= Problem =
Reproduce all of the entries below exactly, without images.

Source records
══════════

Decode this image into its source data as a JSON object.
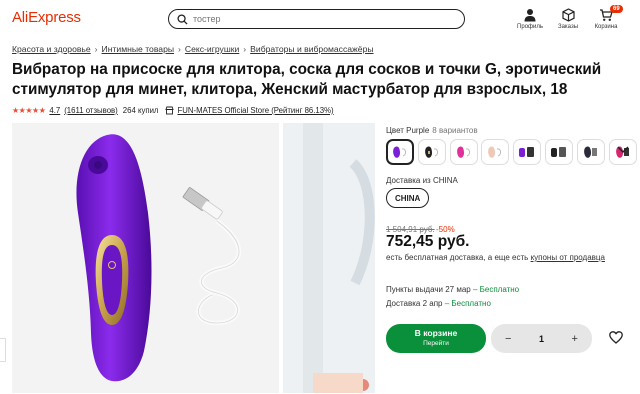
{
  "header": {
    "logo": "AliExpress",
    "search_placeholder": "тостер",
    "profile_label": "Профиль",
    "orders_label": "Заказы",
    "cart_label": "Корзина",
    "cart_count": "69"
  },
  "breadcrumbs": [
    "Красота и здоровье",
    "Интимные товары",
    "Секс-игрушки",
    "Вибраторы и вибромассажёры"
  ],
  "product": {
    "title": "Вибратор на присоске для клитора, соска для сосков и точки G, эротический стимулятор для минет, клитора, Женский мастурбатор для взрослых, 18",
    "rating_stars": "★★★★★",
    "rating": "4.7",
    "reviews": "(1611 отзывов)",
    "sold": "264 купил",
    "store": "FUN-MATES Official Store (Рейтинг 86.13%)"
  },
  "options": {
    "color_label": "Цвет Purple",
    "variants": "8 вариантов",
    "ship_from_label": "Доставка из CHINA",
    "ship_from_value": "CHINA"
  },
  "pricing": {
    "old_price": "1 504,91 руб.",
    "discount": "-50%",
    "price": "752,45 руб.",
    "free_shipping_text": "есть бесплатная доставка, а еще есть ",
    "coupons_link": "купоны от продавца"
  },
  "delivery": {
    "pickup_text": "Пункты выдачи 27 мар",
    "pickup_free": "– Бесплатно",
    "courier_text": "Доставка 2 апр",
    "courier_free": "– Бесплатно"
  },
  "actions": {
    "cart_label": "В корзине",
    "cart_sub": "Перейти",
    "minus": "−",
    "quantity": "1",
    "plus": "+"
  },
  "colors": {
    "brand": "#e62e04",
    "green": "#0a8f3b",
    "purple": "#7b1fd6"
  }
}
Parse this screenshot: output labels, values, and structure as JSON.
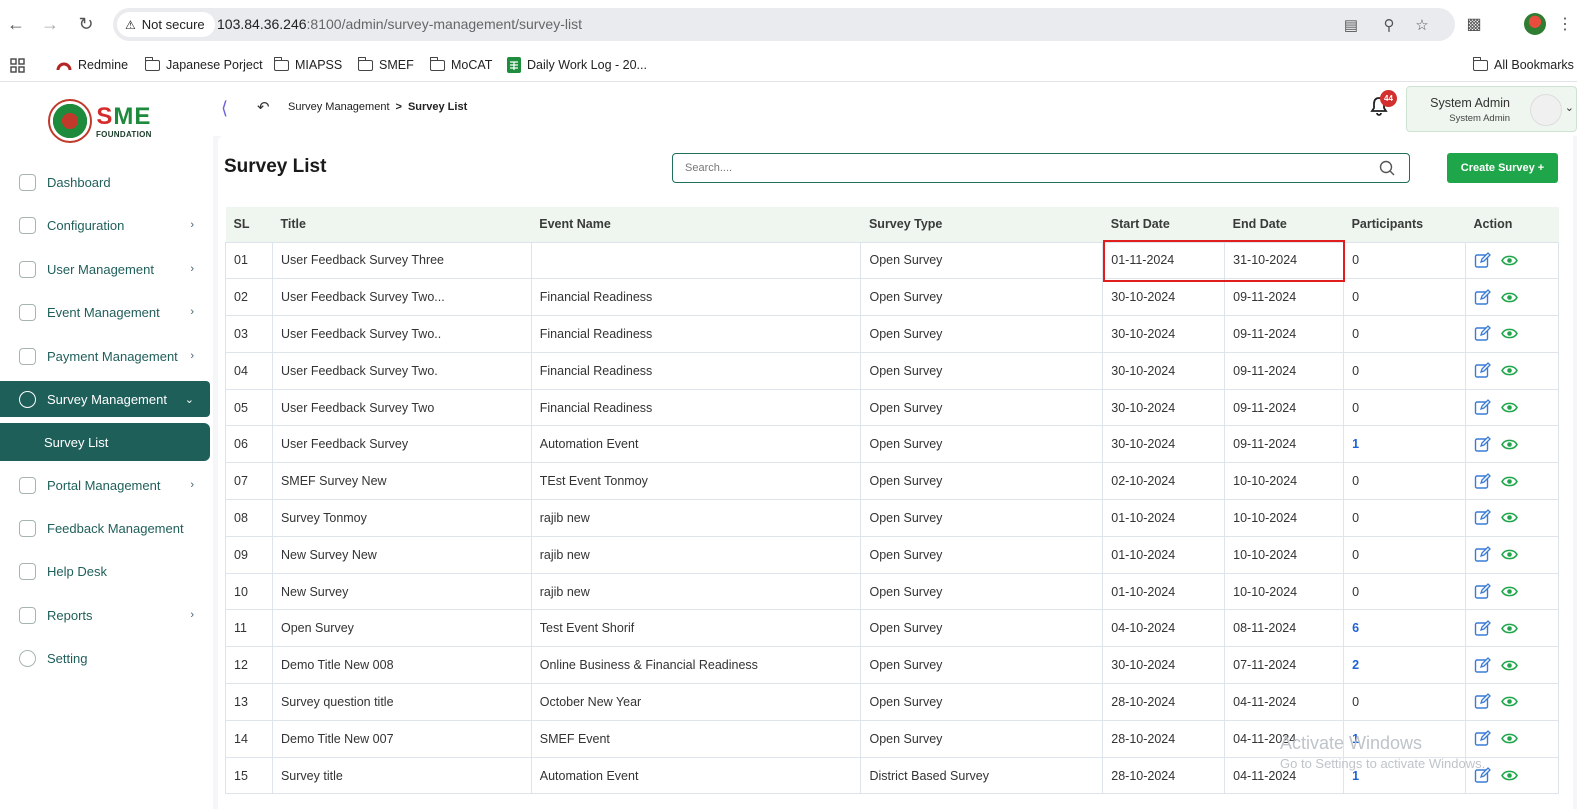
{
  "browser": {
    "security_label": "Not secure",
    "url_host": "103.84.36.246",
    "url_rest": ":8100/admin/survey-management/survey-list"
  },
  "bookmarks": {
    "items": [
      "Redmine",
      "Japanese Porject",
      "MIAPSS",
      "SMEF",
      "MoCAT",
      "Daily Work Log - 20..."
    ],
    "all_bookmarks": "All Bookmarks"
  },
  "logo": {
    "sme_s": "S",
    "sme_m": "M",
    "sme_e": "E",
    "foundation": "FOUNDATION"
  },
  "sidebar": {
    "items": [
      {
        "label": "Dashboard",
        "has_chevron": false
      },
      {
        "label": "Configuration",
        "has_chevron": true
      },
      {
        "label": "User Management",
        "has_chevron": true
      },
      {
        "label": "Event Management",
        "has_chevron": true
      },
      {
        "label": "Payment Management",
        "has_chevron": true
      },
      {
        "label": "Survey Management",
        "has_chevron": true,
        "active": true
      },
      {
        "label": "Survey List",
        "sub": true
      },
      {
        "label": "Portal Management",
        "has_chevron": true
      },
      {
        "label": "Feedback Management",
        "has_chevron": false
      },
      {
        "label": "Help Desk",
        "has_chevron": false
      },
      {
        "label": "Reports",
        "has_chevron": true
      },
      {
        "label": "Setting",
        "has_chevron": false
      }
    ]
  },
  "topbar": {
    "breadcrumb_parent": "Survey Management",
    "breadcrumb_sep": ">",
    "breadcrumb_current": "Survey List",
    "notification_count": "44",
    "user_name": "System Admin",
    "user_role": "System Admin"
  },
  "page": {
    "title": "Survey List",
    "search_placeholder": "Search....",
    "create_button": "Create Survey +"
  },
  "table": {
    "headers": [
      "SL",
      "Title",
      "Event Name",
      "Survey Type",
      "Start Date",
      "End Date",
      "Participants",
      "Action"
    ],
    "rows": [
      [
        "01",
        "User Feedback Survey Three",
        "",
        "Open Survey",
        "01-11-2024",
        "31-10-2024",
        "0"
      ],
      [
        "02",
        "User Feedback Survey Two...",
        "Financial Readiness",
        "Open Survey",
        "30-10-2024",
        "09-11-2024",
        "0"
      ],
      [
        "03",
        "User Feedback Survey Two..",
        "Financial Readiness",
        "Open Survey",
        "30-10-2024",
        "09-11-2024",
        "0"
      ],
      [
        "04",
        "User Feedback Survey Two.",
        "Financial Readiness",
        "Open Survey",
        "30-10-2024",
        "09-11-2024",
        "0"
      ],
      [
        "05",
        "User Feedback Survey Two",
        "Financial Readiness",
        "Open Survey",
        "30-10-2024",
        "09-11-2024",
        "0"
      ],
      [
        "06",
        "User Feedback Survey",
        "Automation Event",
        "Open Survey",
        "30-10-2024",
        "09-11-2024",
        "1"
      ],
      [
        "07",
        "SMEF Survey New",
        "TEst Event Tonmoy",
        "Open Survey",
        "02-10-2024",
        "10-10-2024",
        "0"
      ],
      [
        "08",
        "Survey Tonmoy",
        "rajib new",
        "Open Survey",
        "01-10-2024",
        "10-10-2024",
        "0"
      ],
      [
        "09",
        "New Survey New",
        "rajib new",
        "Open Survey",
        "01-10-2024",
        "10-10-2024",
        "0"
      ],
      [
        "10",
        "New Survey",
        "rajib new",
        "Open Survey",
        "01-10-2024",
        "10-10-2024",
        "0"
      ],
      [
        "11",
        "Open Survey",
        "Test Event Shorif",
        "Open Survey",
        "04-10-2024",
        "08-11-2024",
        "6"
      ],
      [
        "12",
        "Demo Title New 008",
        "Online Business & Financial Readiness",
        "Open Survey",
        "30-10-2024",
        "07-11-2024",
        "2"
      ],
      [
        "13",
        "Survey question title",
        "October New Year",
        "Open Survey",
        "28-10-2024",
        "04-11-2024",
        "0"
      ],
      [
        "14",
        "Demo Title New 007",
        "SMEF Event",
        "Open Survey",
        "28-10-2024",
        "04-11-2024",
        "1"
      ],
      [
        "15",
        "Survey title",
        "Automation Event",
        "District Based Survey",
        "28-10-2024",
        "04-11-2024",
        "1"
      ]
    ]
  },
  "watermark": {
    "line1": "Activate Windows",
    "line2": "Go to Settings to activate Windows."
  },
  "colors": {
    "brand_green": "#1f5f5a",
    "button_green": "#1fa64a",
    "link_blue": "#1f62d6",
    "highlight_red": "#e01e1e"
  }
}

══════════

= Response to this exercise =
Decode this image into its source data as a JSON object.
{
  "header": {
    "logo": "AliExpress",
    "search_placeholder": "тостер",
    "profile_label": "Профиль",
    "orders_label": "Заказы",
    "cart_label": "Корзина",
    "cart_count": "69"
  },
  "breadcrumbs": [
    "Красота и здоровье",
    "Интимные товары",
    "Секс-игрушки",
    "Вибраторы и вибромассажёры"
  ],
  "product": {
    "title": "Вибратор на присоске для клитора, соска для сосков и точки G, эротический стимулятор для минет, клитора, Женский мастурбатор для взрослых, 18",
    "rating_stars": "★★★★★",
    "rating": "4.7",
    "reviews": "(1611 отзывов)",
    "sold": "264 купил",
    "store": "FUN-MATES Official Store (Рейтинг 86.13%)"
  },
  "options": {
    "color_label": "Цвет Purple",
    "variants": "8 вариантов",
    "ship_from_label": "Доставка из CHINA",
    "ship_from_value": "CHINA"
  },
  "pricing": {
    "old_price": "1 504,91 руб.",
    "discount": "-50%",
    "price": "752,45 руб.",
    "free_shipping_text": "есть бесплатная доставка, а еще есть ",
    "coupons_link": "купоны от продавца"
  },
  "delivery": {
    "pickup_text": "Пункты выдачи 27 мар",
    "pickup_free": "– Бесплатно",
    "courier_text": "Доставка 2 апр",
    "courier_free": "– Бесплатно"
  },
  "actions": {
    "cart_label": "В корзине",
    "cart_sub": "Перейти",
    "minus": "−",
    "quantity": "1",
    "plus": "+"
  },
  "colors": {
    "brand": "#e62e04",
    "green": "#0a8f3b",
    "purple": "#7b1fd6"
  }
}
Parse this screenshot: output labels, values, and structure as JSON.
{
  "browser": {
    "security_label": "Not secure",
    "url_host": "103.84.36.246",
    "url_rest": ":8100/admin/survey-management/survey-list"
  },
  "bookmarks": {
    "items": [
      "Redmine",
      "Japanese Porject",
      "MIAPSS",
      "SMEF",
      "MoCAT",
      "Daily Work Log - 20..."
    ],
    "all_bookmarks": "All Bookmarks"
  },
  "logo": {
    "sme_s": "S",
    "sme_m": "M",
    "sme_e": "E",
    "foundation": "FOUNDATION"
  },
  "sidebar": {
    "items": [
      {
        "label": "Dashboard",
        "has_chevron": false
      },
      {
        "label": "Configuration",
        "has_chevron": true
      },
      {
        "label": "User Management",
        "has_chevron": true
      },
      {
        "label": "Event Management",
        "has_chevron": true
      },
      {
        "label": "Payment Management",
        "has_chevron": true
      },
      {
        "label": "Survey Management",
        "has_chevron": true,
        "active": true
      },
      {
        "label": "Survey List",
        "sub": true
      },
      {
        "label": "Portal Management",
        "has_chevron": true
      },
      {
        "label": "Feedback Management",
        "has_chevron": false
      },
      {
        "label": "Help Desk",
        "has_chevron": false
      },
      {
        "label": "Reports",
        "has_chevron": true
      },
      {
        "label": "Setting",
        "has_chevron": false
      }
    ]
  },
  "topbar": {
    "breadcrumb_parent": "Survey Management",
    "breadcrumb_sep": ">",
    "breadcrumb_current": "Survey List",
    "notification_count": "44",
    "user_name": "System Admin",
    "user_role": "System Admin"
  },
  "page": {
    "title": "Survey List",
    "search_placeholder": "Search....",
    "create_button": "Create Survey +"
  },
  "table": {
    "headers": [
      "SL",
      "Title",
      "Event Name",
      "Survey Type",
      "Start Date",
      "End Date",
      "Participants",
      "Action"
    ],
    "rows": [
      [
        "01",
        "User Feedback Survey Three",
        "",
        "Open Survey",
        "01-11-2024",
        "31-10-2024",
        "0"
      ],
      [
        "02",
        "User Feedback Survey Two...",
        "Financial Readiness",
        "Open Survey",
        "30-10-2024",
        "09-11-2024",
        "0"
      ],
      [
        "03",
        "User Feedback Survey Two..",
        "Financial Readiness",
        "Open Survey",
        "30-10-2024",
        "09-11-2024",
        "0"
      ],
      [
        "04",
        "User Feedback Survey Two.",
        "Financial Readiness",
        "Open Survey",
        "30-10-2024",
        "09-11-2024",
        "0"
      ],
      [
        "05",
        "User Feedback Survey Two",
        "Financial Readiness",
        "Open Survey",
        "30-10-2024",
        "09-11-2024",
        "0"
      ],
      [
        "06",
        "User Feedback Survey",
        "Automation Event",
        "Open Survey",
        "30-10-2024",
        "09-11-2024",
        "1"
      ],
      [
        "07",
        "SMEF Survey New",
        "TEst Event Tonmoy",
        "Open Survey",
        "02-10-2024",
        "10-10-2024",
        "0"
      ],
      [
        "08",
        "Survey Tonmoy",
        "rajib new",
        "Open Survey",
        "01-10-2024",
        "10-10-2024",
        "0"
      ],
      [
        "09",
        "New Survey New",
        "rajib new",
        "Open Survey",
        "01-10-2024",
        "10-10-2024",
        "0"
      ],
      [
        "10",
        "New Survey",
        "rajib new",
        "Open Survey",
        "01-10-2024",
        "10-10-2024",
        "0"
      ],
      [
        "11",
        "Open Survey",
        "Test Event Shorif",
        "Open Survey",
        "04-10-2024",
        "08-11-2024",
        "6"
      ],
      [
        "12",
        "Demo Title New 008",
        "Online Business & Financial Readiness",
        "Open Survey",
        "30-10-2024",
        "07-11-2024",
        "2"
      ],
      [
        "13",
        "Survey question title",
        "October New Year",
        "Open Survey",
        "28-10-2024",
        "04-11-2024",
        "0"
      ],
      [
        "14",
        "Demo Title New 007",
        "SMEF Event",
        "Open Survey",
        "28-10-2024",
        "04-11-2024",
        "1"
      ],
      [
        "15",
        "Survey title",
        "Automation Event",
        "District Based Survey",
        "28-10-2024",
        "04-11-2024",
        "1"
      ]
    ]
  },
  "watermark": {
    "line1": "Activate Windows",
    "line2": "Go to Settings to activate Windows."
  },
  "colors": {
    "brand_green": "#1f5f5a",
    "button_green": "#1fa64a",
    "link_blue": "#1f62d6",
    "highlight_red": "#e01e1e"
  }
}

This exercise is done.